Another issue I had was just with how LONG this book is. I don’t necessarily mind a 600 page book, but not all of the characters and subplots were essential to the story. Obviously the author is setting up the rest of the series, but I just don’t feel like that was necessary to do in the first book. If she had cutout all the extra things about Theta, Memphis, and Henry, then the book probably would have been a much more manageable 300 pages. The whole time, I was expecting a bunch of characters to come together in the end with their special skills to take down the bad guy but…that never happened. So then here I am at the end of the book feeling unfulfilled and not really caring about Theta or Sam Lloyd or Henry DuBois (or the girl from the Chinese restaurant–what does she have to do with anything???).

Overall, I actually did like this book (despite my critiques). I thought the murders were creative and the way the characters solved the mystery seemed logical and was fairly easy to follow. However, while I think I would probably enjoy the rest of the series, I have no drive to actually pick up the next book. I would recommend this book for those who don’t mind a slower pace and are willing to invest for the long haul.

Overall Rating: 4
Language: None

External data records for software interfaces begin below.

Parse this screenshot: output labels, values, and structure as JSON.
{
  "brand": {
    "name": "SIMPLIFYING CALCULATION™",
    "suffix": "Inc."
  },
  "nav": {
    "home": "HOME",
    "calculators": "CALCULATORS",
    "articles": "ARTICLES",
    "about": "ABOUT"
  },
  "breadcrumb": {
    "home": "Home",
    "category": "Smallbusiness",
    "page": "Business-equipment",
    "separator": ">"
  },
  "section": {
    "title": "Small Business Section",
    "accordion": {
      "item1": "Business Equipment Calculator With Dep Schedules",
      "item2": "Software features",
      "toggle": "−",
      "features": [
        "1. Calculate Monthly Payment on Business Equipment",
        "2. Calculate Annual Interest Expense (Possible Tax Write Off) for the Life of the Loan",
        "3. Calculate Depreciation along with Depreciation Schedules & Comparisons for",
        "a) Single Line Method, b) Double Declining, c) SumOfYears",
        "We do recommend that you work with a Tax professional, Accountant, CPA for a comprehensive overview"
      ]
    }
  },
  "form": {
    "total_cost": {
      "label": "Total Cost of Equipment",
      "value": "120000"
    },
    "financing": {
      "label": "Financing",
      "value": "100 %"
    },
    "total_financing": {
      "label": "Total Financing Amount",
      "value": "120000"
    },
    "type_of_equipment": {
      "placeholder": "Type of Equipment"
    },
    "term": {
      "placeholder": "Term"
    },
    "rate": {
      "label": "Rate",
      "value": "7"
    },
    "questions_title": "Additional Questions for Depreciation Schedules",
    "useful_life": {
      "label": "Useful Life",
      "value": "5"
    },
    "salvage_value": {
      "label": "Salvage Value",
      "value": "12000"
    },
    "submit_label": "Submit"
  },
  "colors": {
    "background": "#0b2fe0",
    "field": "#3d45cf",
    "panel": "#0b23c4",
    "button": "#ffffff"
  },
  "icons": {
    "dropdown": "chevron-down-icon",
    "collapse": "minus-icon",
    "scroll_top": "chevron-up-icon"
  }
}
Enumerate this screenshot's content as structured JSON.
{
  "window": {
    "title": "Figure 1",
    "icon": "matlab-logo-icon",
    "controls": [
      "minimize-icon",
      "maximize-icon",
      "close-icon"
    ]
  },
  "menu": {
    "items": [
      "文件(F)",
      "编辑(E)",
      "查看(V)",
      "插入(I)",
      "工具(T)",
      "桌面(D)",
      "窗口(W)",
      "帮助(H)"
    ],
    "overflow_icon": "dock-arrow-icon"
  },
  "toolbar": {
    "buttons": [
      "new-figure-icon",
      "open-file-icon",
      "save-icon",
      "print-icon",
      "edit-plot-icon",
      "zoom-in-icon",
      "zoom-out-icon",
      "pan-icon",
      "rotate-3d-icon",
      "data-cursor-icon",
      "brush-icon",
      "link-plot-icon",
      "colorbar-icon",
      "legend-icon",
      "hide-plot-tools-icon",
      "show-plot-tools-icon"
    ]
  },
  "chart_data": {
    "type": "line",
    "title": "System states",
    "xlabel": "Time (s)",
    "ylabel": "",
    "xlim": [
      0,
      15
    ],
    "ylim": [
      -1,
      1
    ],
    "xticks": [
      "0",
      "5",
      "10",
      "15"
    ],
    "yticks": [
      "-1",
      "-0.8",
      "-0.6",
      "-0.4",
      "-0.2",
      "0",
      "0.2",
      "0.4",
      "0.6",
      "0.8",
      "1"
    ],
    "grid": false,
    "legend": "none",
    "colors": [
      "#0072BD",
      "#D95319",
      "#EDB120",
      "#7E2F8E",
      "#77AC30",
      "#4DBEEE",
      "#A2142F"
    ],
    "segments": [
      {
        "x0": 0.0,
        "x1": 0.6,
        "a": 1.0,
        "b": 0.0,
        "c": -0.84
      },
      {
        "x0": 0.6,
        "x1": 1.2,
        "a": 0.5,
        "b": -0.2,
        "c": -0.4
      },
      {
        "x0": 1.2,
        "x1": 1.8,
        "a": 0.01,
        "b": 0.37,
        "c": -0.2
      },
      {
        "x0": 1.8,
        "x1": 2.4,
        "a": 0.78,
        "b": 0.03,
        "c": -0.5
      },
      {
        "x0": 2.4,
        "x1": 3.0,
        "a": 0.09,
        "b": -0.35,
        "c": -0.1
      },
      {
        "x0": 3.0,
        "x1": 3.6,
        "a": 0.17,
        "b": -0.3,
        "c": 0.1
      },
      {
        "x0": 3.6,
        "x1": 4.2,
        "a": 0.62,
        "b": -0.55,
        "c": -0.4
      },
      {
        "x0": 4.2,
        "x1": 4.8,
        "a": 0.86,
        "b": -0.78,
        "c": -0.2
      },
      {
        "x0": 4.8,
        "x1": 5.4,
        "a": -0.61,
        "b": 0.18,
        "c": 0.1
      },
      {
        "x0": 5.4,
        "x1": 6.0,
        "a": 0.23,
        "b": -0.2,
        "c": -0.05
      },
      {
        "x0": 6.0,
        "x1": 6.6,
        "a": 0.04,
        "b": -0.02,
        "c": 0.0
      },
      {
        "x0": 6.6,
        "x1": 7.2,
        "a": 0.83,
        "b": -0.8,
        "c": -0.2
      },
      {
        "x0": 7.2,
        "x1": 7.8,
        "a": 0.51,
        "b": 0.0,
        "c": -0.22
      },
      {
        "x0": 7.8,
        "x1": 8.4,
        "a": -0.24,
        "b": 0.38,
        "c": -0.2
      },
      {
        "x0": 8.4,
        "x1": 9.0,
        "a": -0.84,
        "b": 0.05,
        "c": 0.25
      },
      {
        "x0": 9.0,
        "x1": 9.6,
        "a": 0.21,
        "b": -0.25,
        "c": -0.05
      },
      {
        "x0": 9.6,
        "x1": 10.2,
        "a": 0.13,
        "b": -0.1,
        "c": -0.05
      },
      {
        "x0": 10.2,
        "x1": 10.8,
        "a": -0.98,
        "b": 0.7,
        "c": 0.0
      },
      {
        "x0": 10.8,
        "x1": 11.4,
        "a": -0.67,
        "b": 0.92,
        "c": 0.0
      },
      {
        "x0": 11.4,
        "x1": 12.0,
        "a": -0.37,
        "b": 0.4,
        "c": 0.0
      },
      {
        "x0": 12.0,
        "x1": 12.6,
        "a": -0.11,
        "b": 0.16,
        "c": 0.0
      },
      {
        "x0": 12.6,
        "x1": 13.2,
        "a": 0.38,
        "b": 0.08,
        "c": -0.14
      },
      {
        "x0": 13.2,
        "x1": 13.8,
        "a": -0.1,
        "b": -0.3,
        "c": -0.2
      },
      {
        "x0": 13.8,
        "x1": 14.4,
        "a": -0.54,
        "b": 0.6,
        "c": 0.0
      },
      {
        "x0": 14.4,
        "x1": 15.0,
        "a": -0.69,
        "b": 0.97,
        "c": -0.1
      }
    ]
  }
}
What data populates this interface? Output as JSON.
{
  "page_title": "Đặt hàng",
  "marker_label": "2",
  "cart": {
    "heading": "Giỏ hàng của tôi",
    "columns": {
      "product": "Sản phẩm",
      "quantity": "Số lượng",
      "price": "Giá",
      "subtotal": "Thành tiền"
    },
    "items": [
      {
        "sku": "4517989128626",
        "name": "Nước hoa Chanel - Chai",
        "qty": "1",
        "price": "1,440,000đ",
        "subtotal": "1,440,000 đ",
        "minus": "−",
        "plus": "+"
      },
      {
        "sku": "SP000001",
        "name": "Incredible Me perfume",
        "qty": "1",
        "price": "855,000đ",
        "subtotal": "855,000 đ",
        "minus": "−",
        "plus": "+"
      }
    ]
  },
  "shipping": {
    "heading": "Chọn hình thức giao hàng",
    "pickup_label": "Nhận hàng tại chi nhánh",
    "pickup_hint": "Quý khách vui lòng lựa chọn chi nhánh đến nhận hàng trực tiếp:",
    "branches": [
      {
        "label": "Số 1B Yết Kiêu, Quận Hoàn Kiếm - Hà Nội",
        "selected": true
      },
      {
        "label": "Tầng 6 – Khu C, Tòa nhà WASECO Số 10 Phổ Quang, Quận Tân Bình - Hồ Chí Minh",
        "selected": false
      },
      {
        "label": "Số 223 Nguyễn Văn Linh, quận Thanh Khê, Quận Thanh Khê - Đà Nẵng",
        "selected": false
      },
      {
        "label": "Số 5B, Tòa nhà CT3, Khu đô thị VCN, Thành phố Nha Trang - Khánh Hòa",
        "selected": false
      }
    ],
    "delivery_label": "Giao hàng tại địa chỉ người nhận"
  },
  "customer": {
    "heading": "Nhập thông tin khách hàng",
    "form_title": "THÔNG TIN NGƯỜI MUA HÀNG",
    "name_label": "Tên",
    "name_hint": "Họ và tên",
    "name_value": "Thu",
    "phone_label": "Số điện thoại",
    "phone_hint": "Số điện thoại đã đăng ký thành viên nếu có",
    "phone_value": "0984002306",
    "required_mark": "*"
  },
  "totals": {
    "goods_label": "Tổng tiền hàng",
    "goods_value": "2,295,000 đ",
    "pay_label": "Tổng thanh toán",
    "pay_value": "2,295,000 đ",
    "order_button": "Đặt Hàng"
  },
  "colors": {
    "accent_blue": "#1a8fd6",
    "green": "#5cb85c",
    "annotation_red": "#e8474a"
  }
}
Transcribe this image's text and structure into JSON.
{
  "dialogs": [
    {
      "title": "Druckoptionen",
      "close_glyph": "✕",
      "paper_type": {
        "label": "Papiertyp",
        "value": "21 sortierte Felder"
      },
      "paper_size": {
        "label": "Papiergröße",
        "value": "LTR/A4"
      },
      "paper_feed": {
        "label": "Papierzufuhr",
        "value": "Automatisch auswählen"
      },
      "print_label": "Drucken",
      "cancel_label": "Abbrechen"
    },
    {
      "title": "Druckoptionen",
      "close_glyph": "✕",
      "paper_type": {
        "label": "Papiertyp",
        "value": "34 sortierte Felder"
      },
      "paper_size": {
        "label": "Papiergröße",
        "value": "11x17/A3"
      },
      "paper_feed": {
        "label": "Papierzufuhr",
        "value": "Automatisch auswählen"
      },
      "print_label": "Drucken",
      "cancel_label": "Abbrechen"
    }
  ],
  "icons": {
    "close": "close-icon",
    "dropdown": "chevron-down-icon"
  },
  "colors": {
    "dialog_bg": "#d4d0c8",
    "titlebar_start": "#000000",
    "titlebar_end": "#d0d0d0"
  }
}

Violence: Heavy (slightly graphic but not too descriptive)
Smoking/Drinking: Heavy
Sexual Content: Moderate